Flash drives typically come formatted with the FAT32 file system, which nearly all operating systems can read, so they're generally ready to run out of the box. Operating systems also have formatting tools to clear flash drives.
Users can manually format their flash drives. Windows and Apple's OS X allow users to access the "Format" menu from their respective file explorers; this brings up a program that guides users through the process. In general, this process creates a FAT32 image. However, accessing the drive through the Device Manager on Windows computers allows users to select the more advanced NTFS filesystem, although doing so can lead to compatibility issues with Apple and Linux operating systems.
Most operating systems view flash drives as standard disk drives, which allows advanced users to use partitioning tools for less common tasks. While CDs and DVDs are still used for installing operating systems, the ubiquity and reusability of flash drives make them popular for this purpose as well.

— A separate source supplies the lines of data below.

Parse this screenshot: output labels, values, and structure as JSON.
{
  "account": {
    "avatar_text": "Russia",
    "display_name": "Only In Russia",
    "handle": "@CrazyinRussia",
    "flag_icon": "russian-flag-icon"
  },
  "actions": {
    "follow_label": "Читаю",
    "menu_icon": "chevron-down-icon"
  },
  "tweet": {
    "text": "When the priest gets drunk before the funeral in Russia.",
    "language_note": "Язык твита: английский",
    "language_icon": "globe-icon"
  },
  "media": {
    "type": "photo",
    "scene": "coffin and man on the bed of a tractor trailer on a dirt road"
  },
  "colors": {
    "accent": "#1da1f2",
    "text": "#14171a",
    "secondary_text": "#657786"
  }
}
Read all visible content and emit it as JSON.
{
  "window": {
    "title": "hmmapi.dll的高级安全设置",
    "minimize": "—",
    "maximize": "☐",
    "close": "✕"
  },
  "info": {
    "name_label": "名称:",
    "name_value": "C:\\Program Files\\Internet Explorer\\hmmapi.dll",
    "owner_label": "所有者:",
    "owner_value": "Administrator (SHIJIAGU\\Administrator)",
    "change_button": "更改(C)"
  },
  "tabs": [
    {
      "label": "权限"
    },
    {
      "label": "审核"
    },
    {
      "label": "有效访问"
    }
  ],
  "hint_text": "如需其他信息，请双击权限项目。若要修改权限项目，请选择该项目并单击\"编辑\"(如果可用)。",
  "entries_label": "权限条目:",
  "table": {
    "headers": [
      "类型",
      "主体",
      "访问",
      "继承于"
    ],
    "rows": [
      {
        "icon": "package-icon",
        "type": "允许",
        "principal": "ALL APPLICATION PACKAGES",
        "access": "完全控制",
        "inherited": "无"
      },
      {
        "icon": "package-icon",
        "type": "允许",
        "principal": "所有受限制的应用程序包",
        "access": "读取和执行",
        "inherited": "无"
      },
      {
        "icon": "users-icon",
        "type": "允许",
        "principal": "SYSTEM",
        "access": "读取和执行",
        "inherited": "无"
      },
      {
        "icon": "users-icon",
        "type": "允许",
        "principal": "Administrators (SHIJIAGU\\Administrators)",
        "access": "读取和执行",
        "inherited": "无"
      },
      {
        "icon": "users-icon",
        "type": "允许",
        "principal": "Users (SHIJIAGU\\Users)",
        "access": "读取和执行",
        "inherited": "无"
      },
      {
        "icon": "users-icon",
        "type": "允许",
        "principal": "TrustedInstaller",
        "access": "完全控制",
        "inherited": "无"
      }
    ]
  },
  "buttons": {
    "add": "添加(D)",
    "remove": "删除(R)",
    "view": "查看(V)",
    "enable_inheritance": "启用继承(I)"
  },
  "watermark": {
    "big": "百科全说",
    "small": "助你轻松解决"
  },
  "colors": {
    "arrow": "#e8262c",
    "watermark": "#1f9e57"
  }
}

Windows offers the DiskPart command line tool; Linux and OS X users can use the dd tool instead. These programs can write disk images directly to the drive and allow users to install any file system supported by the operating system. As a result, people who use OS X or Linux devices exclusively can take advantage of advanced features these file systems provide.